──────── INPUT RECORDS ────────

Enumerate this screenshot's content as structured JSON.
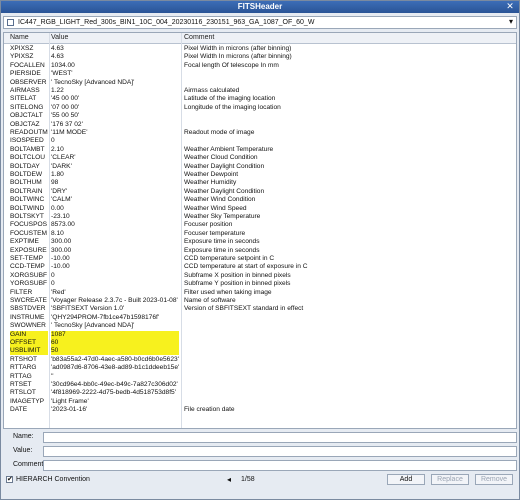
{
  "window": {
    "title": "FITSHeader",
    "close_glyph": "✕"
  },
  "file_selector": {
    "value": "IC447_RGB_LIGHT_Red_300s_BIN1_10C_004_20230116_230151_963_GA_1087_OF_60_W",
    "dropdown_glyph": "▾"
  },
  "table": {
    "columns": [
      "Name",
      "Value",
      "Comment"
    ],
    "rows": [
      {
        "name": "XPIXSZ",
        "value": "4.63",
        "comment": "Pixel Width in microns (after binning)"
      },
      {
        "name": "YPIXSZ",
        "value": "4.63",
        "comment": "Pixel Width In microns (after binning)"
      },
      {
        "name": "FOCALLEN",
        "value": "1034.00",
        "comment": "Focal length Of telescope In mm"
      },
      {
        "name": "PIERSIDE",
        "value": "'WEST'",
        "comment": ""
      },
      {
        "name": "OBSERVER",
        "value": "' TecnoSky [Advanced NDA]'",
        "comment": ""
      },
      {
        "name": "AIRMASS",
        "value": "1.22",
        "comment": "Airmass calculated"
      },
      {
        "name": "SITELAT",
        "value": "'45 00 00'",
        "comment": "Latitude of the imaging location"
      },
      {
        "name": "SITELONG",
        "value": "'07 00 00'",
        "comment": "Longitude of the imaging location"
      },
      {
        "name": "OBJCTALT",
        "value": "'55 00 50'",
        "comment": ""
      },
      {
        "name": "OBJCTAZ",
        "value": "'176 37 02'",
        "comment": ""
      },
      {
        "name": "READOUTM",
        "value": "'11M MODE'",
        "comment": "Readout mode of image"
      },
      {
        "name": "ISOSPEED",
        "value": "0",
        "comment": ""
      },
      {
        "name": "BOLTAMBT",
        "value": "2.10",
        "comment": "Weather Ambient Temperature"
      },
      {
        "name": "BOLTCLOU",
        "value": "'CLEAR'",
        "comment": "Weather Cloud Condition"
      },
      {
        "name": "BOLTDAY",
        "value": "'DARK'",
        "comment": "Weather Daylight Condition"
      },
      {
        "name": "BOLTDEW",
        "value": "1.80",
        "comment": "Weather Dewpoint"
      },
      {
        "name": "BOLTHUM",
        "value": "98",
        "comment": "Weather Humidity"
      },
      {
        "name": "BOLTRAIN",
        "value": "'DRY'",
        "comment": "Weather Daylight Condition"
      },
      {
        "name": "BOLTWINC",
        "value": "'CALM'",
        "comment": "Weather Wind Condition"
      },
      {
        "name": "BOLTWIND",
        "value": "0.00",
        "comment": "Weather Wind Speed"
      },
      {
        "name": "BOLTSKYT",
        "value": "-23.10",
        "comment": "Weather Sky Temperature"
      },
      {
        "name": "FOCUSPOS",
        "value": "8573.00",
        "comment": "Focuser position"
      },
      {
        "name": "FOCUSTEM",
        "value": "8.10",
        "comment": "Focuser temperature"
      },
      {
        "name": "EXPTIME",
        "value": "300.00",
        "comment": "Exposure time in seconds"
      },
      {
        "name": "EXPOSURE",
        "value": "300.00",
        "comment": "Exposure time in seconds"
      },
      {
        "name": "SET-TEMP",
        "value": "-10.00",
        "comment": "CCD temperature setpoint in C"
      },
      {
        "name": "CCD-TEMP",
        "value": "-10.00",
        "comment": "CCD temperature at start of exposure in C"
      },
      {
        "name": "XORGSUBF",
        "value": "0",
        "comment": "Subframe X position in binned pixels"
      },
      {
        "name": "YORGSUBF",
        "value": "0",
        "comment": "Subframe Y position in binned pixels"
      },
      {
        "name": "FILTER",
        "value": "'Red'",
        "comment": "Filter used when taking image"
      },
      {
        "name": "SWCREATE",
        "value": "'Voyager Release 2.3.7c - Built 2023-01-08'",
        "comment": "Name of software"
      },
      {
        "name": "SBSTDVER",
        "value": "'SBFITSEXT Version 1.0'",
        "comment": "Version of SBFITSEXT standard in effect"
      },
      {
        "name": "INSTRUME",
        "value": "'QHY294PROM-7fb1ce47b1598176f'",
        "comment": ""
      },
      {
        "name": "SWOWNER",
        "value": "' TecnoSky [Advanced NDA]'",
        "comment": ""
      },
      {
        "name": "GAIN",
        "value": "1087",
        "comment": "",
        "highlight": true
      },
      {
        "name": "OFFSET",
        "value": "60",
        "comment": "",
        "highlight": true
      },
      {
        "name": "USBLIMIT",
        "value": "50",
        "comment": "",
        "highlight": true
      },
      {
        "name": "RTSHOT",
        "value": "'b83a55a2-47d0-4aec-a580-b0cd6b0e5623'",
        "comment": ""
      },
      {
        "name": "RTTARG",
        "value": "'ad0987d6-8706-43e8-ad89-b1c1ddeeb15e'",
        "comment": ""
      },
      {
        "name": "RTTAG",
        "value": "''",
        "comment": ""
      },
      {
        "name": "RTSET",
        "value": "'30cd96e4-bb0c-49ec-b49c-7a827c306d02'",
        "comment": ""
      },
      {
        "name": "RTSLOT",
        "value": "'4f818969-2222-4d75-bedb-4d518753d8f5'",
        "comment": ""
      },
      {
        "name": "IMAGETYP",
        "value": "'Light Frame'",
        "comment": ""
      },
      {
        "name": "DATE",
        "value": "'2023-01-16'",
        "comment": "File creation date"
      }
    ]
  },
  "form": {
    "name_label": "Name:",
    "value_label": "Value:",
    "comment_label": "Comment:"
  },
  "footer": {
    "hierarch_label": "HIERARCH Convention",
    "hierarch_checked": "✔",
    "prev_glyph": "◂",
    "pager": "1/58",
    "add_label": "Add",
    "replace_label": "Replace",
    "remove_label": "Remove"
  },
  "colors": {
    "highlight": "#f7f11e",
    "title_bar": "#2a5496"
  }
}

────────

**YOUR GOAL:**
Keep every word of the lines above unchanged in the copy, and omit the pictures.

**EXERCISE RESPONSE:**
Enumerate this screenshot's content as structured JSON.
{
  "window": {
    "title": "FITSHeader",
    "close_glyph": "✕"
  },
  "file_selector": {
    "value": "IC447_RGB_LIGHT_Red_300s_BIN1_10C_004_20230116_230151_963_GA_1087_OF_60_W",
    "dropdown_glyph": "▾"
  },
  "table": {
    "columns": [
      "Name",
      "Value",
      "Comment"
    ],
    "rows": [
      {
        "name": "XPIXSZ",
        "value": "4.63",
        "comment": "Pixel Width in microns (after binning)"
      },
      {
        "name": "YPIXSZ",
        "value": "4.63",
        "comment": "Pixel Width In microns (after binning)"
      },
      {
        "name": "FOCALLEN",
        "value": "1034.00",
        "comment": "Focal length Of telescope In mm"
      },
      {
        "name": "PIERSIDE",
        "value": "'WEST'",
        "comment": ""
      },
      {
        "name": "OBSERVER",
        "value": "' TecnoSky [Advanced NDA]'",
        "comment": ""
      },
      {
        "name": "AIRMASS",
        "value": "1.22",
        "comment": "Airmass calculated"
      },
      {
        "name": "SITELAT",
        "value": "'45 00 00'",
        "comment": "Latitude of the imaging location"
      },
      {
        "name": "SITELONG",
        "value": "'07 00 00'",
        "comment": "Longitude of the imaging location"
      },
      {
        "name": "OBJCTALT",
        "value": "'55 00 50'",
        "comment": ""
      },
      {
        "name": "OBJCTAZ",
        "value": "'176 37 02'",
        "comment": ""
      },
      {
        "name": "READOUTM",
        "value": "'11M MODE'",
        "comment": "Readout mode of image"
      },
      {
        "name": "ISOSPEED",
        "value": "0",
        "comment": ""
      },
      {
        "name": "BOLTAMBT",
        "value": "2.10",
        "comment": "Weather Ambient Temperature"
      },
      {
        "name": "BOLTCLOU",
        "value": "'CLEAR'",
        "comment": "Weather Cloud Condition"
      },
      {
        "name": "BOLTDAY",
        "value": "'DARK'",
        "comment": "Weather Daylight Condition"
      },
      {
        "name": "BOLTDEW",
        "value": "1.80",
        "comment": "Weather Dewpoint"
      },
      {
        "name": "BOLTHUM",
        "value": "98",
        "comment": "Weather Humidity"
      },
      {
        "name": "BOLTRAIN",
        "value": "'DRY'",
        "comment": "Weather Daylight Condition"
      },
      {
        "name": "BOLTWINC",
        "value": "'CALM'",
        "comment": "Weather Wind Condition"
      },
      {
        "name": "BOLTWIND",
        "value": "0.00",
        "comment": "Weather Wind Speed"
      },
      {
        "name": "BOLTSKYT",
        "value": "-23.10",
        "comment": "Weather Sky Temperature"
      },
      {
        "name": "FOCUSPOS",
        "value": "8573.00",
        "comment": "Focuser position"
      },
      {
        "name": "FOCUSTEM",
        "value": "8.10",
        "comment": "Focuser temperature"
      },
      {
        "name": "EXPTIME",
        "value": "300.00",
        "comment": "Exposure time in seconds"
      },
      {
        "name": "EXPOSURE",
        "value": "300.00",
        "comment": "Exposure time in seconds"
      },
      {
        "name": "SET-TEMP",
        "value": "-10.00",
        "comment": "CCD temperature setpoint in C"
      },
      {
        "name": "CCD-TEMP",
        "value": "-10.00",
        "comment": "CCD temperature at start of exposure in C"
      },
      {
        "name": "XORGSUBF",
        "value": "0",
        "comment": "Subframe X position in binned pixels"
      },
      {
        "name": "YORGSUBF",
        "value": "0",
        "comment": "Subframe Y position in binned pixels"
      },
      {
        "name": "FILTER",
        "value": "'Red'",
        "comment": "Filter used when taking image"
      },
      {
        "name": "SWCREATE",
        "value": "'Voyager Release 2.3.7c - Built 2023-01-08'",
        "comment": "Name of software"
      },
      {
        "name": "SBSTDVER",
        "value": "'SBFITSEXT Version 1.0'",
        "comment": "Version of SBFITSEXT standard in effect"
      },
      {
        "name": "INSTRUME",
        "value": "'QHY294PROM-7fb1ce47b1598176f'",
        "comment": ""
      },
      {
        "name": "SWOWNER",
        "value": "' TecnoSky [Advanced NDA]'",
        "comment": ""
      },
      {
        "name": "GAIN",
        "value": "1087",
        "comment": "",
        "highlight": true
      },
      {
        "name": "OFFSET",
        "value": "60",
        "comment": "",
        "highlight": true
      },
      {
        "name": "USBLIMIT",
        "value": "50",
        "comment": "",
        "highlight": true
      },
      {
        "name": "RTSHOT",
        "value": "'b83a55a2-47d0-4aec-a580-b0cd6b0e5623'",
        "comment": ""
      },
      {
        "name": "RTTARG",
        "value": "'ad0987d6-8706-43e8-ad89-b1c1ddeeb15e'",
        "comment": ""
      },
      {
        "name": "RTTAG",
        "value": "''",
        "comment": ""
      },
      {
        "name": "RTSET",
        "value": "'30cd96e4-bb0c-49ec-b49c-7a827c306d02'",
        "comment": ""
      },
      {
        "name": "RTSLOT",
        "value": "'4f818969-2222-4d75-bedb-4d518753d8f5'",
        "comment": ""
      },
      {
        "name": "IMAGETYP",
        "value": "'Light Frame'",
        "comment": ""
      },
      {
        "name": "DATE",
        "value": "'2023-01-16'",
        "comment": "File creation date"
      }
    ]
  },
  "form": {
    "name_label": "Name:",
    "value_label": "Value:",
    "comment_label": "Comment:"
  },
  "footer": {
    "hierarch_label": "HIERARCH Convention",
    "hierarch_checked": "✔",
    "prev_glyph": "◂",
    "pager": "1/58",
    "add_label": "Add",
    "replace_label": "Replace",
    "remove_label": "Remove"
  },
  "colors": {
    "highlight": "#f7f11e",
    "title_bar": "#2a5496"
  }
}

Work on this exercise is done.